Before our food even arrived, my grandma lovingly but oh-so-directly called me out on my behavior toward Pat. She explained to me what she thought was going on and urged me to not fear falling in love with him. She felt I sent him away because of ‘cold feet’ and, in hindsight, she was right.
Over our salads, I was reminded — in detail — of the previous boys I had brought home and how unkind they were to me. She told me that in Pat she saw a kind, faithful, trustworthy, Christian young man who could love me the way I needed to be loved. She strongly encouraged me to pray, think and consider what and who I may be sending away.
And then, over dessert and coffee, my sweet widowed grandmother winked her eye and said to me,
“Laura Anne, if you don’t marry him, I will!”
Oh, we laughed over that one for years!
Her honest words – direct and true – snapped me out of my fears and pushed me toward my destiny.
Just a little over a year after that lunch and conversation, Pat and I were married – and, just as grandma predicted, he has been kind, faithful, trustworthy and has loved me the way I needed to be loved for 32 years.
My wise grandmother knew the truth about Pat before I did. I am sure that every time I introduced her to one of the previous, unsuitable boyfriends she got on her knees and prayed for my future husband – and when he showed up, she knew it!
It just took me a little while to know it, too.
Did you know that Scripture recounts many instances of wise, truth-telling women?
2 Samuel 20:16-22 tells a brief story about someone known only as “one wise woman.” Her city faced a life or death situation. It was a matter of survival. One commentator writes;
“This one wise woman gathered information, held off an army with diplomacy, called a meeting and persuaded her fellow citizens of the best action to take to save the city. The townspeople had the discernment to recognize wise counsel when they heard it.”
They followed her advice. One wise woman used her wisdom to save the destiny of many and it was so significant that the Lord made sure it was written in His book!
So… here are the questions:
Is there a wise woman who has shown you the way, pointed you toward God’s will, and even given you a push when you needed it?
And…who are you praying for? Your child? Your grandchild? Your daughter-in-law? A friend?

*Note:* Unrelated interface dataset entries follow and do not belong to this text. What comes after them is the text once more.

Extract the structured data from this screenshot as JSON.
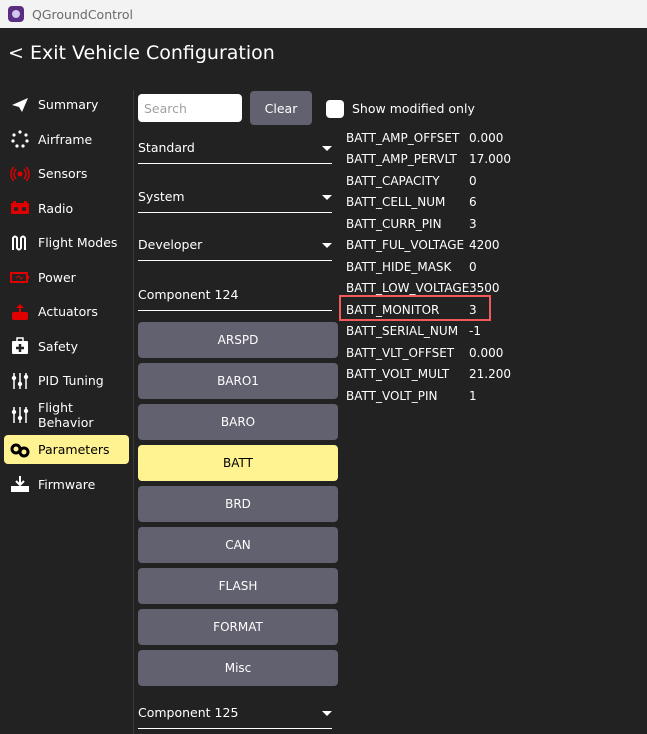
{
  "window": {
    "title": "QGroundControl"
  },
  "header": {
    "title": "< Exit Vehicle Configuration"
  },
  "sidebar": {
    "items": [
      {
        "label": "Summary",
        "icon": "paper-plane-icon"
      },
      {
        "label": "Airframe",
        "icon": "airframe-dots-icon"
      },
      {
        "label": "Sensors",
        "icon": "sensors-icon"
      },
      {
        "label": "Radio",
        "icon": "radio-icon"
      },
      {
        "label": "Flight Modes",
        "icon": "flight-modes-icon"
      },
      {
        "label": "Power",
        "icon": "battery-icon"
      },
      {
        "label": "Actuators",
        "icon": "actuators-icon"
      },
      {
        "label": "Safety",
        "icon": "first-aid-icon"
      },
      {
        "label": "PID Tuning",
        "icon": "sliders-icon"
      },
      {
        "label": "Flight Behavior",
        "icon": "sliders-icon"
      },
      {
        "label": "Parameters",
        "icon": "gears-icon",
        "active": true
      },
      {
        "label": "Firmware",
        "icon": "firmware-download-icon"
      }
    ]
  },
  "toolbar": {
    "search_placeholder": "Search",
    "clear_label": "Clear",
    "show_modified_label": "Show modified only"
  },
  "filters": {
    "level": "Standard",
    "category": "System",
    "mode": "Developer",
    "component": "Component 124",
    "component2": "Component 125"
  },
  "groups": [
    "ARSPD",
    "BARO1",
    "BARO",
    "BATT",
    "BRD",
    "CAN",
    "FLASH",
    "FORMAT",
    "Misc"
  ],
  "selected_group": "BATT",
  "params": [
    {
      "name": "BATT_AMP_OFFSET",
      "value": "0.000"
    },
    {
      "name": "BATT_AMP_PERVLT",
      "value": "17.000"
    },
    {
      "name": "BATT_CAPACITY",
      "value": "0"
    },
    {
      "name": "BATT_CELL_NUM",
      "value": "6"
    },
    {
      "name": "BATT_CURR_PIN",
      "value": "3"
    },
    {
      "name": "BATT_FUL_VOLTAGE",
      "value": "4200"
    },
    {
      "name": "BATT_HIDE_MASK",
      "value": "0"
    },
    {
      "name": "BATT_LOW_VOLTAGE",
      "value": "3500"
    },
    {
      "name": "BATT_MONITOR",
      "value": "3"
    },
    {
      "name": "BATT_SERIAL_NUM",
      "value": "-1"
    },
    {
      "name": "BATT_VLT_OFFSET",
      "value": "0.000"
    },
    {
      "name": "BATT_VOLT_MULT",
      "value": "21.200"
    },
    {
      "name": "BATT_VOLT_PIN",
      "value": "1"
    }
  ],
  "highlighted_param": "BATT_MONITOR",
  "colors": {
    "accent": "#fff291",
    "button": "#62616f",
    "highlight": "#f05a5a",
    "vehicle_red": "#e00000"
  }
}
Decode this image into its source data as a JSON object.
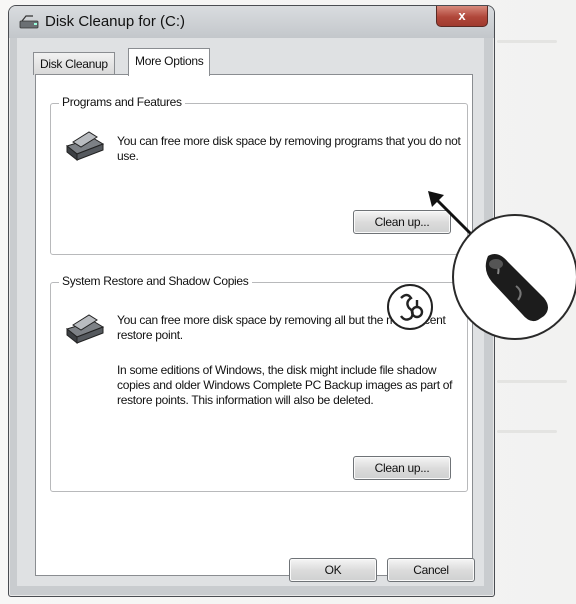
{
  "window": {
    "title": "Disk Cleanup for (C:)",
    "close_symbol": "x"
  },
  "tabs": [
    {
      "label": "Disk Cleanup",
      "active": false
    },
    {
      "label": "More Options",
      "active": true
    }
  ],
  "programs_group": {
    "legend": "Programs and Features",
    "text": "You can free more disk space by removing programs that you do not use.",
    "button_label": "Clean up..."
  },
  "restore_group": {
    "legend": "System Restore and Shadow Copies",
    "text1": "You can free more disk space by removing all but the most recent restore point.",
    "text2": "In some editions of Windows, the disk might include file shadow copies and older Windows Complete PC Backup images as part of restore points. This information will also be deleted.",
    "button_label": "Clean up..."
  },
  "footer": {
    "ok_label": "OK",
    "cancel_label": "Cancel"
  },
  "icons": [
    "disk-cleanup-title-icon",
    "programs-icon",
    "restore-icon",
    "close-icon",
    "hand-click-icon",
    "keyboard-shortcut-icon",
    "arrow-pointer"
  ]
}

Will you be ‘one wise woman’ and speak loving truth to her?
Never, ever, underestimate the power and influence of one wise woman AND of a praying, truth-telling grandmother.